» **TASK PROMPT**
What you return should be each line of the data containing the string "price".

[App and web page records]
◇ ◇ ◇
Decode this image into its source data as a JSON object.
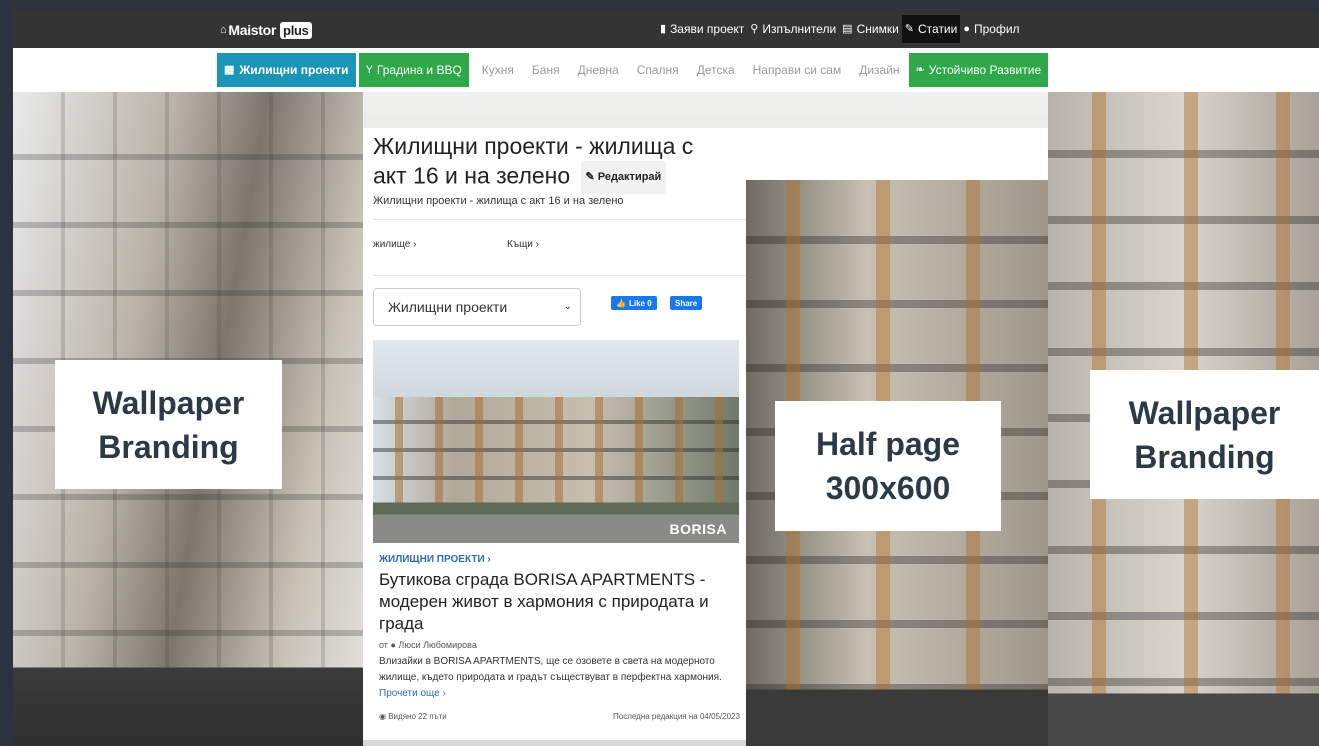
{
  "logo": {
    "text": "Maistor",
    "plus": "plus"
  },
  "topmenu": [
    {
      "label": "Заяви проект",
      "icon": "file-icon"
    },
    {
      "label": "Изпълнители",
      "icon": "search-icon"
    },
    {
      "label": "Снимки",
      "icon": "images-icon"
    },
    {
      "label": "Статии",
      "icon": "edit-icon"
    },
    {
      "label": "Профил",
      "icon": "user-icon"
    }
  ],
  "categories": {
    "housing": "Жилищни проекти",
    "garden": "Градина и BBQ",
    "items": [
      "Кухня",
      "Баня",
      "Дневна",
      "Спалня",
      "Детска",
      "Направи си сам",
      "Дизайн"
    ],
    "sustainable": "Устойчиво Развитие"
  },
  "page": {
    "title": "Жилищни проекти - жилища с акт 16 и на зелено",
    "edit_label": "Редактирай",
    "subtitle": "Жилищни проекти - жилища с акт 16 и на зелено",
    "tag1": "жилище",
    "tag2": "Къщи",
    "select_value": "Жилищни проекти",
    "fb_like": "Like 0",
    "fb_share": "Share"
  },
  "article": {
    "photo_brand": "BORISA",
    "category": "ЖИЛИЩНИ ПРОЕКТИ",
    "title": "Бутикова сграда BORISA APARTMENTS - модерен живот в хармония с природата и града",
    "author_prefix": "от",
    "author": "Люси Любомирова",
    "excerpt": "Влизайки в BORISA APARTMENTS, ще се озовете в света на модерното жилище, където природата и градът съществуват в перфектна хармония.",
    "read_more": "Прочети още",
    "views": "Видяно 22 пъти",
    "last_edit": "Последна редакция на 04/05/2023"
  },
  "banners": {
    "left": "Wallpaper Branding",
    "middle": "Half page 300x600",
    "right": "Wallpaper Branding"
  },
  "colors": {
    "nav_bg": "#343434",
    "housing_blue": "#1a95b8",
    "green": "#2fa84a",
    "link_blue": "#2a6ebb",
    "page_bg": "#2c3340"
  }
}
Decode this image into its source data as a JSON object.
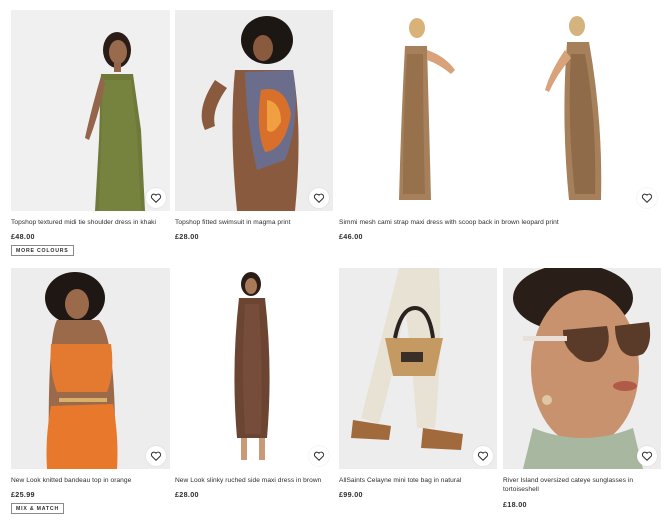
{
  "products": [
    {
      "title": "Topshop textured midi tie shoulder dress in khaki",
      "price": "£48.00",
      "tag": "MORE COLOURS"
    },
    {
      "title": "Topshop fitted swimsuit in magma print",
      "price": "£28.00"
    },
    {
      "title": "Simmi mesh cami strap maxi dress with scoop back in brown leopard print",
      "price": "£46.00"
    },
    {
      "title": "New Look knitted bandeau top in orange",
      "price": "£25.99",
      "tag": "MIX & MATCH"
    },
    {
      "title": "New Look slinky ruched side maxi dress in brown",
      "price": "£28.00"
    },
    {
      "title": "AllSaints Celayne mini tote bag in natural",
      "price": "£99.00"
    },
    {
      "title": "River Island oversized cateye sunglasses in tortoiseshell",
      "price": "£18.00"
    }
  ],
  "icons": {
    "save": "heart-icon"
  }
}
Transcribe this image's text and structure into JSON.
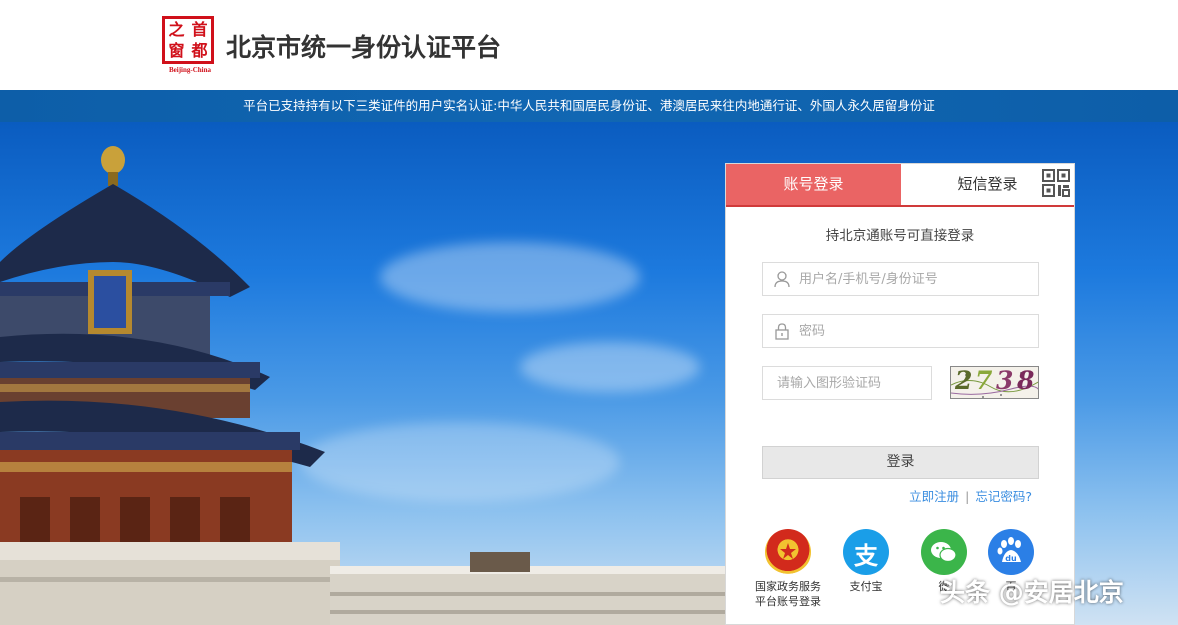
{
  "header": {
    "logo_chars": [
      "之",
      "首",
      "窗",
      "都"
    ],
    "logo_caption": "Beijing-China",
    "title": "北京市统一身份认证平台"
  },
  "notice": {
    "text": "平台已支持持有以下三类证件的用户实名认证:中华人民共和国居民身份证、港澳居民来往内地通行证、外国人永久居留身份证"
  },
  "login": {
    "tabs": [
      {
        "label": "账号登录",
        "active": true
      },
      {
        "label": "短信登录",
        "active": false
      }
    ],
    "tip": "持北京通账号可直接登录",
    "username_placeholder": "用户名/手机号/身份证号",
    "password_placeholder": "密码",
    "captcha_placeholder": "请输入图形验证码",
    "captcha_chars": [
      "2",
      "7",
      "3",
      "8"
    ],
    "submit_label": "登录",
    "register_link": "立即注册",
    "forgot_link": "忘记密码?",
    "link_separator": "|",
    "third_party": [
      {
        "label_line1": "国家政务服务",
        "label_line2": "平台账号登录",
        "icon": "national-emblem-icon"
      },
      {
        "label_line1": "支付宝",
        "label_line2": "",
        "icon": "alipay-icon",
        "glyph": "支"
      },
      {
        "label_line1": "微",
        "label_line2": "",
        "icon": "wechat-icon"
      },
      {
        "label_line1": "百",
        "label_line2": "",
        "icon": "baidu-icon",
        "glyph": "du"
      }
    ]
  },
  "watermark": "头条 @安居北京",
  "colors": {
    "accent_red": "#ea6464",
    "notice_blue": "#1167b3",
    "link_blue": "#3b8ee0",
    "alipay_blue": "#1a9ee8",
    "wechat_green": "#3bb54a",
    "baidu_blue": "#2b7fe6"
  }
}
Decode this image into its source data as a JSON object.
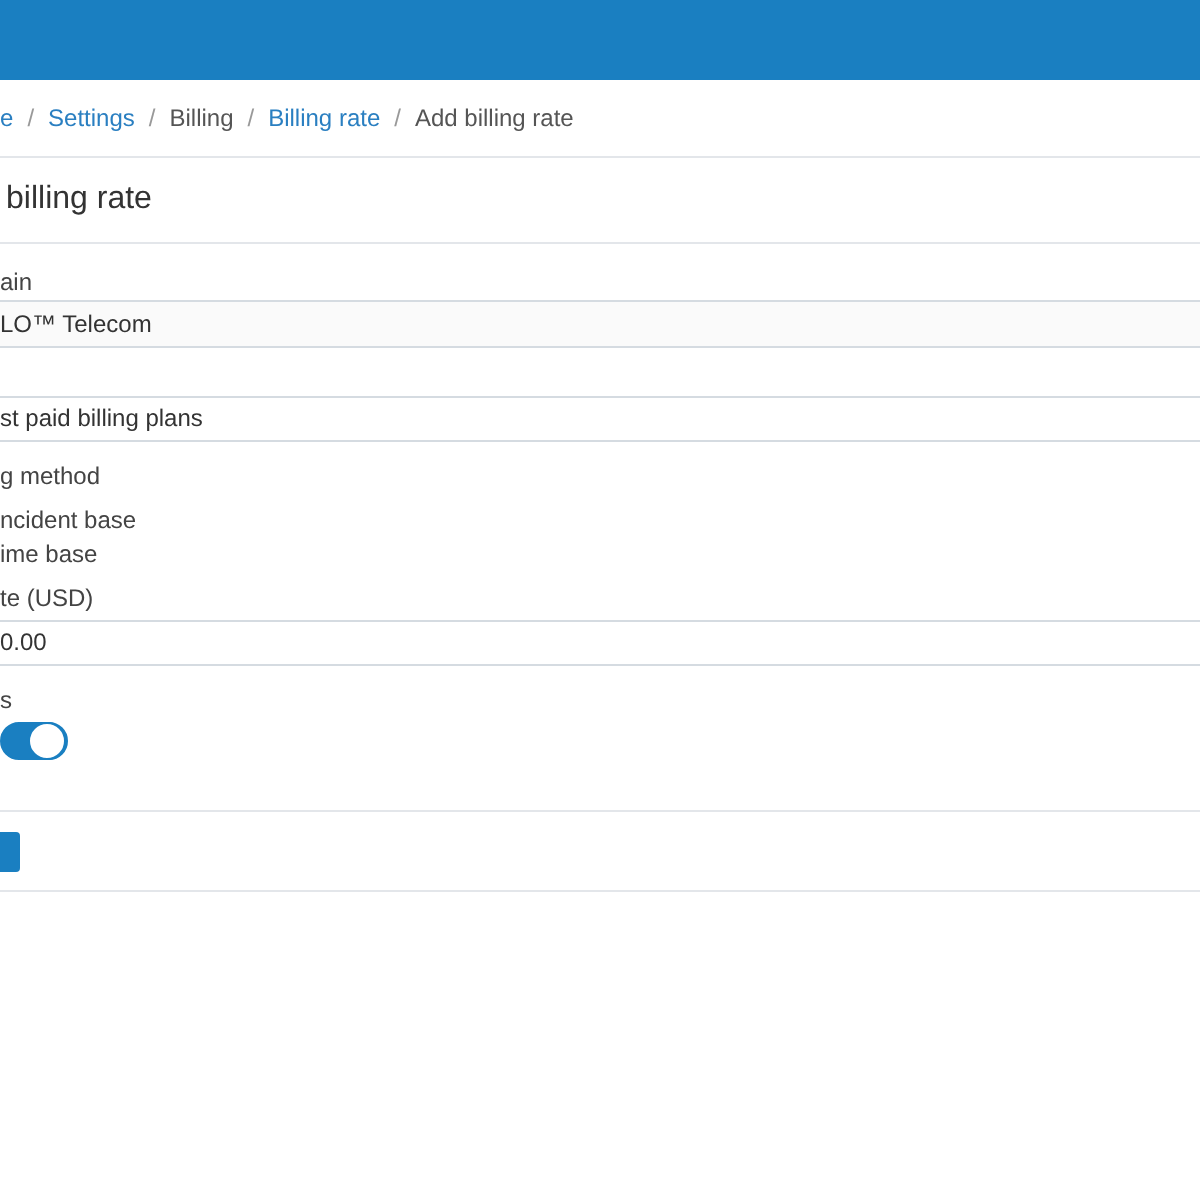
{
  "breadcrumb_separator": "/",
  "breadcrumb": [
    {
      "label": "e",
      "link": true
    },
    {
      "label": "Settings",
      "link": true
    },
    {
      "label": "Billing",
      "link": false
    },
    {
      "label": "Billing rate",
      "link": true
    },
    {
      "label": "Add billing rate",
      "link": false
    }
  ],
  "title": "billing rate",
  "domain": {
    "label": "ain",
    "value": "LO™ Telecom"
  },
  "plan": {
    "value": "st paid billing plans"
  },
  "method": {
    "label": "g method",
    "options": [
      "ncident base",
      "ime base"
    ]
  },
  "rate": {
    "label": "te (USD)",
    "value": "0.00"
  },
  "status": {
    "label": "s",
    "on": true
  }
}
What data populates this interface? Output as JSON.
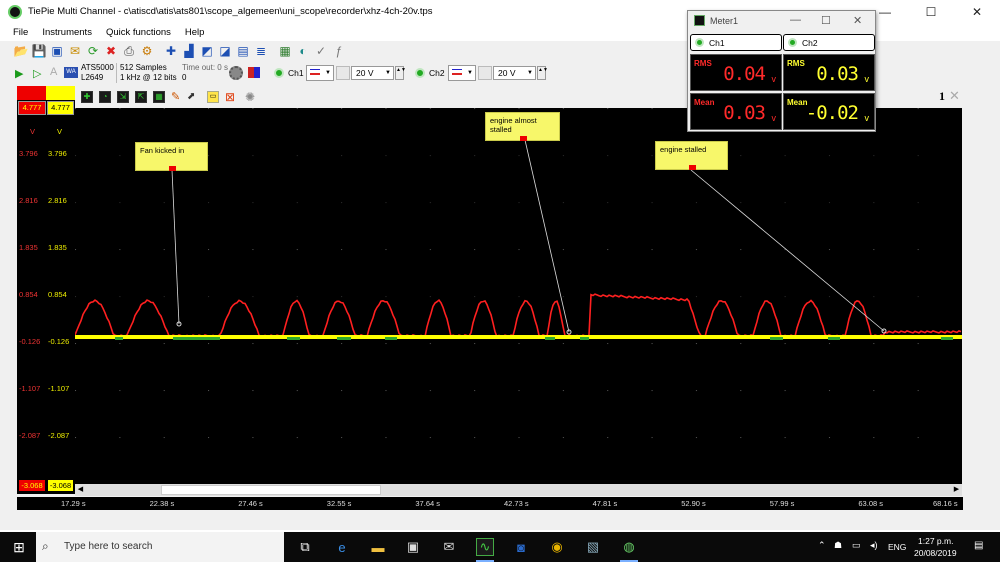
{
  "title": "TiePie Multi Channel - c\\atiscd\\atis\\ats801\\scope_algemeen\\uni_scope\\recorder\\xhz-4ch-20v.tps",
  "window_controls": {
    "minimize": "—",
    "maximize": "☐",
    "close": "✕"
  },
  "menu": [
    "File",
    "Instruments",
    "Quick functions",
    "Help"
  ],
  "instrument": {
    "name": "ATS5000",
    "serial": "L2649",
    "samples": "512 Samples",
    "rate": "1 kHz @ 12 bits",
    "timeout_label": "Time out: 0 s",
    "timeout_value": "0"
  },
  "channels": [
    {
      "name": "Ch1",
      "range": "20 V"
    },
    {
      "name": "Ch2",
      "range": "20 V"
    }
  ],
  "scope": {
    "window_number": "1",
    "ch1_ticks": [
      "4.777",
      "V",
      "3.796",
      "2.816",
      "1.835",
      "0.854",
      "-0.126",
      "-1.107",
      "-2.087",
      "-3.068"
    ],
    "ch2_ticks": [
      "4.777",
      "V",
      "3.796",
      "2.816",
      "1.835",
      "0.854",
      "-0.126",
      "-1.107",
      "-2.087",
      "-3.068"
    ],
    "time_ticks": [
      "17.29 s",
      "22.38 s",
      "27.46 s",
      "32.55 s",
      "37.64 s",
      "42.73 s",
      "47.81 s",
      "52.90 s",
      "57.99 s",
      "63.08 s",
      "68.16 s"
    ],
    "annotations": [
      "Fan kicked in",
      "engine almost stalled",
      "engine stalled"
    ],
    "colors": {
      "ch1": "#ff2020",
      "ch2": "#ffff00"
    }
  },
  "meter": {
    "title": "Meter1",
    "tabs": [
      "Ch1",
      "Ch2"
    ],
    "cells": [
      {
        "label": "RMS",
        "value": "0.04",
        "unit": "v",
        "color": "#ff2a2a"
      },
      {
        "label": "RMS",
        "value": "0.03",
        "unit": "v",
        "color": "#ffff30"
      },
      {
        "label": "Mean",
        "value": "0.03",
        "unit": "v",
        "color": "#ff2a2a"
      },
      {
        "label": "Mean",
        "value": "-0.02",
        "unit": "v",
        "color": "#ffff30"
      }
    ]
  },
  "taskbar": {
    "search_placeholder": "Type here to search",
    "language": "ENG",
    "time": "1:27 p.m.",
    "date": "20/08/2019"
  }
}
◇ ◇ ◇
» **ANSWER BELOW**
      "price": "£48.00",
      "price": "£28.00"
      "price": "£46.00"
      "price": "£25.99",
      "price": "£28.00"
      "price": "£99.00"
      "price": "£18.00"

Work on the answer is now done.